“It was the most extraordinary event. There was no precedent for a non-Asian country joining.”

Many of the key announcements made last week were about the long-term investments the Chinese are set to make in the UK’s infrastructure.

China’s State-owned China General Nuclear Power Corp is to take a 33.5 per cent stake in the new French-designed Hinkley Point power station in Somerset, which is scheduled to be completed in 2025. The Chinese are also likely to invest in a plant at Sizewell in Suffolk in eastern England.

Xi’s visit is also likely to be followed up by announcements of proposed Chinese investment in the next phase of Britain’s high-speed rail network to link Birmingham, Manchester and Leeds.

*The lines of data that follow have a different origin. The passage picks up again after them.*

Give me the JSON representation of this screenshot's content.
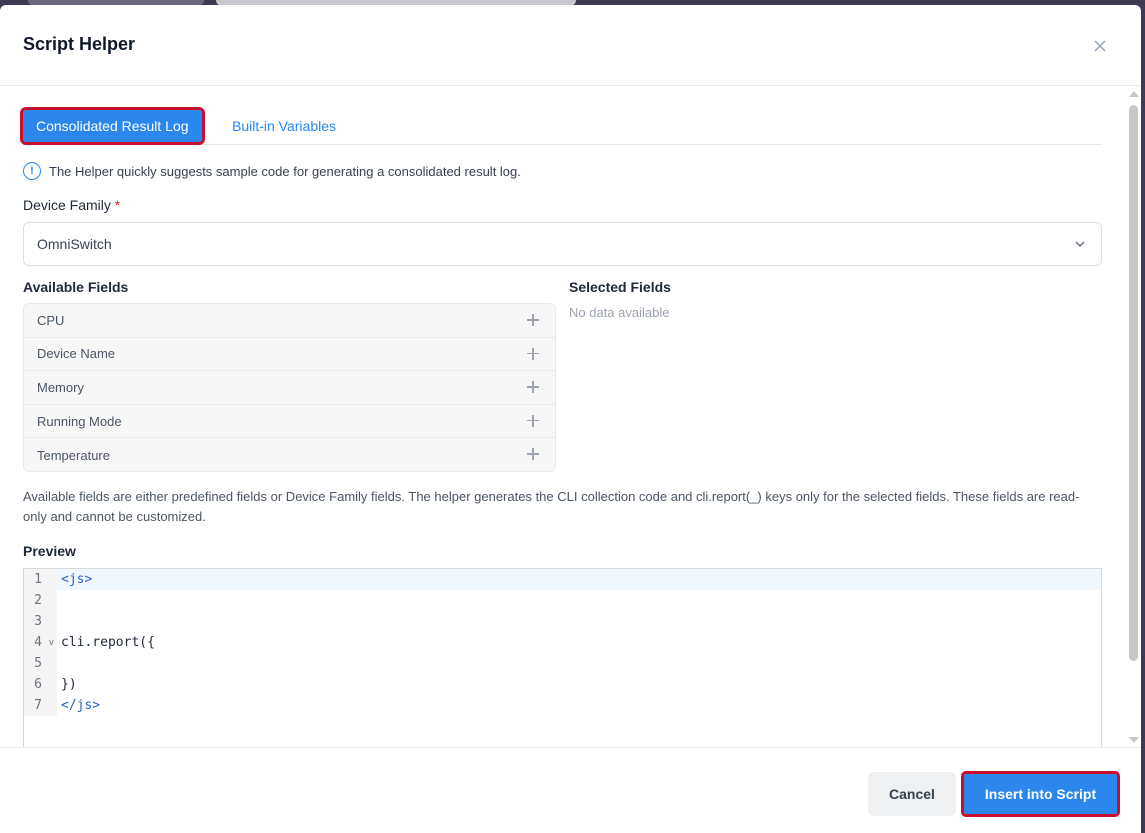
{
  "modal": {
    "title": "Script Helper"
  },
  "tabs": [
    {
      "label": "Consolidated Result Log",
      "active": true
    },
    {
      "label": "Built-in Variables",
      "active": false
    }
  ],
  "info": {
    "icon": "info-circle-icon",
    "text": "The Helper quickly suggests sample code for generating a consolidated result log."
  },
  "device_family": {
    "label": "Device Family",
    "required_mark": "*",
    "value": "OmniSwitch"
  },
  "available_fields": {
    "title": "Available Fields",
    "items": [
      "CPU",
      "Device Name",
      "Memory",
      "Running Mode",
      "Temperature"
    ]
  },
  "selected_fields": {
    "title": "Selected Fields",
    "empty_text": "No data available"
  },
  "help_text": "Available fields are either predefined fields or Device Family fields. The helper generates the CLI collection code and cli.report(_) keys only for the selected fields. These fields are read-only and cannot be customized.",
  "preview": {
    "title": "Preview",
    "lines": [
      {
        "num": "1",
        "text": "<js>"
      },
      {
        "num": "2",
        "text": ""
      },
      {
        "num": "3",
        "text": ""
      },
      {
        "num": "4",
        "text": "cli.report({"
      },
      {
        "num": "5",
        "text": ""
      },
      {
        "num": "6",
        "text": "})"
      },
      {
        "num": "7",
        "text": "</js>"
      }
    ]
  },
  "footer": {
    "cancel_label": "Cancel",
    "insert_label": "Insert into Script"
  },
  "colors": {
    "accent": "#2b87ec",
    "highlight_outline": "#c8102e"
  }
}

Additionally, a cluster of Chinese businesses is to be set up at a cost of 130 million pounds at Airport City, itself an 800 million pound joint venture between State-owned Beijing Construction Engineering Group and UK construction company Carillion at Manchester’s airport.

Such investments will help bolster Chancellor of the Exchequer Osborne’s vision of a Northern powerhouse, making the UK economy more balanced and less London-centric.

Many in the northern business community believe that Xi’s visit could prove to have a dramatic impact on the city.

Nick Jaspan, managing director of Prolific North, the Manchester-based media publishing and events company, said the euphoria remained after the president left on Friday. The president also visited the National Graphene Institute at Manchester University and had a selfie taken with Prime Minister David Cameron and Manchester City striker Sergio Aguero at the club’s City Football Academy.

“Manchester has already been moving up the gears over the past few years, but for Xi to choose Manchester to visit is significant and could make a major difference in international perceptions.”

Meanwhile, it was the relaxed style of the president and Peng Liyuan that won over many Britons.

The president looked very much at home with the regulars of The Plough at Cadsden in Buckinghamshire when he popped in with the prime minister for a pint of Greene King IPA and fish and chips.

These were the more lasting impressions, rather than accusations of Chinese steel overcapacity resulting in the announcement of 1,200 job losses at Scunthorpe in North Lincolnshire and Lanarkshire in Scotland on Oct 20. This despite only 8 per cent of British steel imports coming from China.

To many in the UK, Xi came across as a man with whom you can do business, as the UK government clearly intends to do.